*EXERCISE PROMPT:*
Write out each record again exactly as it stands.

[Opening SUPPLIED DATA section]

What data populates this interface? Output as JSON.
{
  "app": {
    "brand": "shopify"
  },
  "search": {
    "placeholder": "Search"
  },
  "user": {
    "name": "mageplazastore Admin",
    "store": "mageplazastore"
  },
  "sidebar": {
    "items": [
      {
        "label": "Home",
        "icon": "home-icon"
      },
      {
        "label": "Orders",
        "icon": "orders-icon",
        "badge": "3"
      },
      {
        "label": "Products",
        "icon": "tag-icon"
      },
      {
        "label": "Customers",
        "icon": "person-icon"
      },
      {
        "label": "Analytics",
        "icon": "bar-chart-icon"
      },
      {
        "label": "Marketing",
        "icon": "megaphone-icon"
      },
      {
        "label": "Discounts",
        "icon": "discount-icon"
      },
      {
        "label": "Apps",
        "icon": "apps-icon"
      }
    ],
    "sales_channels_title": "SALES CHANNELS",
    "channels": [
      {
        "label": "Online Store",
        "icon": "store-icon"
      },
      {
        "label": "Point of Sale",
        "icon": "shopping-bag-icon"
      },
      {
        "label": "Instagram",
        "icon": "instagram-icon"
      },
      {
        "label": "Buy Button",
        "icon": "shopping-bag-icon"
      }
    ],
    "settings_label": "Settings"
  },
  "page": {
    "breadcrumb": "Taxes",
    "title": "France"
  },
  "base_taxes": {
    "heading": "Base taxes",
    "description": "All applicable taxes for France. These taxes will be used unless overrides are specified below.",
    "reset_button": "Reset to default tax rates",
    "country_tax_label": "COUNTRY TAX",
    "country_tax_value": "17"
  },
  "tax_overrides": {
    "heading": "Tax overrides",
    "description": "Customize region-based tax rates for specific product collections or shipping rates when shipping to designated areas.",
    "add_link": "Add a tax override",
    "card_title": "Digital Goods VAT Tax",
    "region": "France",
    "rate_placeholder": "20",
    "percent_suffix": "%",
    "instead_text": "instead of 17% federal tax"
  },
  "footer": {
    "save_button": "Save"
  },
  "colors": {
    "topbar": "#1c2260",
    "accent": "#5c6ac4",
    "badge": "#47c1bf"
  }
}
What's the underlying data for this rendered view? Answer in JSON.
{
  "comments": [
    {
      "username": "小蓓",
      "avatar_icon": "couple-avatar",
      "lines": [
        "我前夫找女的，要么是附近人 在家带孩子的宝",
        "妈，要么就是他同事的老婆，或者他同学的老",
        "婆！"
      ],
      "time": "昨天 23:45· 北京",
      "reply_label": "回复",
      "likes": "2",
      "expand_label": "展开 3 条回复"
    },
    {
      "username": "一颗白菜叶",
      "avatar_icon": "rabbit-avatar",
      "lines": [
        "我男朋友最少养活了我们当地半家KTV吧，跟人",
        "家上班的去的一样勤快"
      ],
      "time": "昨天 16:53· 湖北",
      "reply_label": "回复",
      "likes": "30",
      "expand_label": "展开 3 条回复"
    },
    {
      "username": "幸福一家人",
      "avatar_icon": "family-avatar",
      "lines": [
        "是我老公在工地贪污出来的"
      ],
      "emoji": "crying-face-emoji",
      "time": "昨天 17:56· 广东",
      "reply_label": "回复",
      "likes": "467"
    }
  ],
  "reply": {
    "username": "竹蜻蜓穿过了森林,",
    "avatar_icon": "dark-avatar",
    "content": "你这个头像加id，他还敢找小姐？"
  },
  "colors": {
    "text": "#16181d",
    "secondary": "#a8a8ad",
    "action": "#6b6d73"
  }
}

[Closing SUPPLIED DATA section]

*EXERCISE RESULT:*
What data populates this interface? Output as JSON.
{
  "app": {
    "brand": "shopify"
  },
  "search": {
    "placeholder": "Search"
  },
  "user": {
    "name": "mageplazastore Admin",
    "store": "mageplazastore"
  },
  "sidebar": {
    "items": [
      {
        "label": "Home",
        "icon": "home-icon"
      },
      {
        "label": "Orders",
        "icon": "orders-icon",
        "badge": "3"
      },
      {
        "label": "Products",
        "icon": "tag-icon"
      },
      {
        "label": "Customers",
        "icon": "person-icon"
      },
      {
        "label": "Analytics",
        "icon": "bar-chart-icon"
      },
      {
        "label": "Marketing",
        "icon": "megaphone-icon"
      },
      {
        "label": "Discounts",
        "icon": "discount-icon"
      },
      {
        "label": "Apps",
        "icon": "apps-icon"
      }
    ],
    "sales_channels_title": "SALES CHANNELS",
    "channels": [
      {
        "label": "Online Store",
        "icon": "store-icon"
      },
      {
        "label": "Point of Sale",
        "icon": "shopping-bag-icon"
      },
      {
        "label": "Instagram",
        "icon": "instagram-icon"
      },
      {
        "label": "Buy Button",
        "icon": "shopping-bag-icon"
      }
    ],
    "settings_label": "Settings"
  },
  "page": {
    "breadcrumb": "Taxes",
    "title": "France"
  },
  "base_taxes": {
    "heading": "Base taxes",
    "description": "All applicable taxes for France. These taxes will be used unless overrides are specified below.",
    "reset_button": "Reset to default tax rates",
    "country_tax_label": "COUNTRY TAX",
    "country_tax_value": "17"
  },
  "tax_overrides": {
    "heading": "Tax overrides",
    "description": "Customize region-based tax rates for specific product collections or shipping rates when shipping to designated areas.",
    "add_link": "Add a tax override",
    "card_title": "Digital Goods VAT Tax",
    "region": "France",
    "rate_placeholder": "20",
    "percent_suffix": "%",
    "instead_text": "instead of 17% federal tax"
  },
  "footer": {
    "save_button": "Save"
  },
  "colors": {
    "topbar": "#1c2260",
    "accent": "#5c6ac4",
    "badge": "#47c1bf"
  }
}
What's the underlying data for this rendered view? Answer in JSON.
{
  "comments": [
    {
      "username": "小蓓",
      "avatar_icon": "couple-avatar",
      "lines": [
        "我前夫找女的，要么是附近人 在家带孩子的宝",
        "妈，要么就是他同事的老婆，或者他同学的老",
        "婆！"
      ],
      "time": "昨天 23:45· 北京",
      "reply_label": "回复",
      "likes": "2",
      "expand_label": "展开 3 条回复"
    },
    {
      "username": "一颗白菜叶",
      "avatar_icon": "rabbit-avatar",
      "lines": [
        "我男朋友最少养活了我们当地半家KTV吧，跟人",
        "家上班的去的一样勤快"
      ],
      "time": "昨天 16:53· 湖北",
      "reply_label": "回复",
      "likes": "30",
      "expand_label": "展开 3 条回复"
    },
    {
      "username": "幸福一家人",
      "avatar_icon": "family-avatar",
      "lines": [
        "是我老公在工地贪污出来的"
      ],
      "emoji": "crying-face-emoji",
      "time": "昨天 17:56· 广东",
      "reply_label": "回复",
      "likes": "467"
    }
  ],
  "reply": {
    "username": "竹蜻蜓穿过了森林,",
    "avatar_icon": "dark-avatar",
    "content": "你这个头像加id，他还敢找小姐？"
  },
  "colors": {
    "text": "#16181d",
    "secondary": "#a8a8ad",
    "action": "#6b6d73"
  }
}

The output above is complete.